How to Create Internal Controls for Your Business

by | Feb 8, 2022 | Accounting

As your business grows you find new challenges in your systems and processes. First you may have informal processes that frequently change. Then, over time you start to document, delegate, and outsource these processes. As you continue to grow you make adjustments so they are scalable and provide more efficiency.

One area that business owners tend to overlook is internal controls. We may not think about these until we are faced with one of 3 situations – an audit, we suspect fraud, or notice errors occurring.

In all 3 scenarios we begin to look at our processes not as a way to increase efficiency and profits but as a way to improve quality and prevent fraud.

In this article we will discuss how to create internal controls for your business. Let’s first start with defining what internal controls are.

What Are Internal Controls?

Internal controls are a set of rules and procedures to ensure accurate financial reporting. Typically the focus of internal controls surrounds bookkeeping and accounting processes but they can relate to operational activities as well.

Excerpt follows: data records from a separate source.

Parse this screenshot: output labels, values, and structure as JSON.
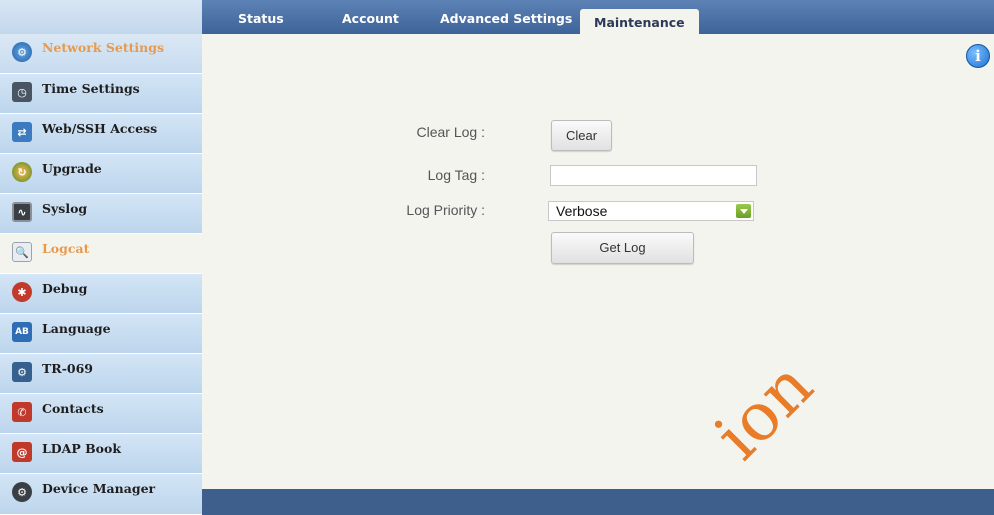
{
  "nav": {
    "tabs": [
      {
        "label": "Status"
      },
      {
        "label": "Account"
      },
      {
        "label": "Advanced Settings"
      },
      {
        "label": "Maintenance",
        "active": true
      }
    ]
  },
  "sidebar": {
    "items": [
      {
        "label": "Network Settings",
        "icon": "network-icon",
        "active": false,
        "highlight": true
      },
      {
        "label": "Time Settings",
        "icon": "time-icon"
      },
      {
        "label": "Web/SSH Access",
        "icon": "web-access-icon"
      },
      {
        "label": "Upgrade",
        "icon": "upgrade-icon"
      },
      {
        "label": "Syslog",
        "icon": "syslog-icon"
      },
      {
        "label": "Logcat",
        "icon": "logcat-icon",
        "active": true
      },
      {
        "label": "Debug",
        "icon": "debug-icon"
      },
      {
        "label": "Language",
        "icon": "language-icon"
      },
      {
        "label": "TR-069",
        "icon": "tr069-icon"
      },
      {
        "label": "Contacts",
        "icon": "contacts-icon"
      },
      {
        "label": "LDAP Book",
        "icon": "ldap-icon"
      },
      {
        "label": "Device Manager",
        "icon": "device-manager-icon"
      }
    ]
  },
  "form": {
    "clear_log_label": "Clear Log :",
    "clear_button": "Clear",
    "log_tag_label": "Log Tag :",
    "log_tag_value": "",
    "log_priority_label": "Log Priority :",
    "log_priority_value": "Verbose",
    "get_log_button": "Get Log"
  },
  "watermark": "ion",
  "colors": {
    "nav_bg": "#4a6fa5",
    "sidebar_bg": "#c8ddf1",
    "content_bg": "#f4f4ef",
    "active_text": "#e79a4d",
    "footer_bg": "#3e5f8c",
    "select_arrow": "#7cb134"
  }
}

Internal controls can be small steps like double checking the math on an invoice or making sure a bill received is from an approved list of vendors. These steps can sometimes feel tedious but the intention is typically to reduce the chances of fraud or error. They can also relate to improving other metrics in your business like quality.

What Is The Objective?

The first step in developing internal controls is analyzing what the objective is. For example, if you are looking to strengthen your accounts receivable process you may have many objectives.

Maybe your business collects cash when fulfilling accounts receivable and so you want to decrease the chance for fraud.

Maybe you are an online service based business and charge by the hour. How do you ensure invoices are collected on time and if not collected, what is your process for collecting late fees? Who is collecting the delayed payments? Who is confirming the correct payment was made?

Try to have a deep understanding of each process, the steps, and the objective of each step. It may seem unnecessary at first but it will build into the following points.

How Risky is This Process?

Once you have determined the objective of your process, we will want to assess risk. Some processes are going to have more inherent risk than others. For example, earlier we discussed cash. Cash can always present more risk since it can easily exchange hands. Let’s consider this example more closely.

Assume you own a hair salon that accepts both cash and card payments. Whoever closes the store at the end of the day could likely have access to the cash when no one is around. Even throughout the day, the cashbox could be subject to miscounts and errors.

So we create an internal control to watch the cash in the cash box. At the beginning of the day we count how much cash is in the cash box and enter it into the POS system. Then at the end of every day we count the cash again and reconcile it with what is shown in the POS system. If there is a difference we can make note and further analyze our process.

We just turned a risky process that handles cash into a process with an internal control that decreases risk.

Risk can be difficult to assess so you will want to think about anything that could affect the integrity of your finances.

  • Cash
  • New employees who are still in training
  • High employee turnover
  • No formal processes developed

These are just a few examples of how normal parts of owning a business could be causing risk.

What Resources Do We Have Available?

Something else you will want to consider is the resources available when determining your capabilities and limitations. When it comes to developing internal controls you may want multiple people to review an invoice before it is paid. If you are a one person team, this is beyond your capabilities.

It is also possible you have multiple people but find it inappropriate for them to handle business finances under their current position.

Applications can also make internal controls more efficient and secure, however, if you have limited financial resources then you may not be able to afford the additional tech.

Consider your current applications, financial resources, and your team members. Once you have those in place you are ready to begin implementing internal controls.

The concept of internal controls can be tricky at first yet as you become more familiar with your processes you will find it can actually be an excellent tool at improving your business in ways you once did not think possible.

To learn more about internal controls of begin working with an accountant to help you effectively implement internal controls, schedule a consultation with us by clicking the button below: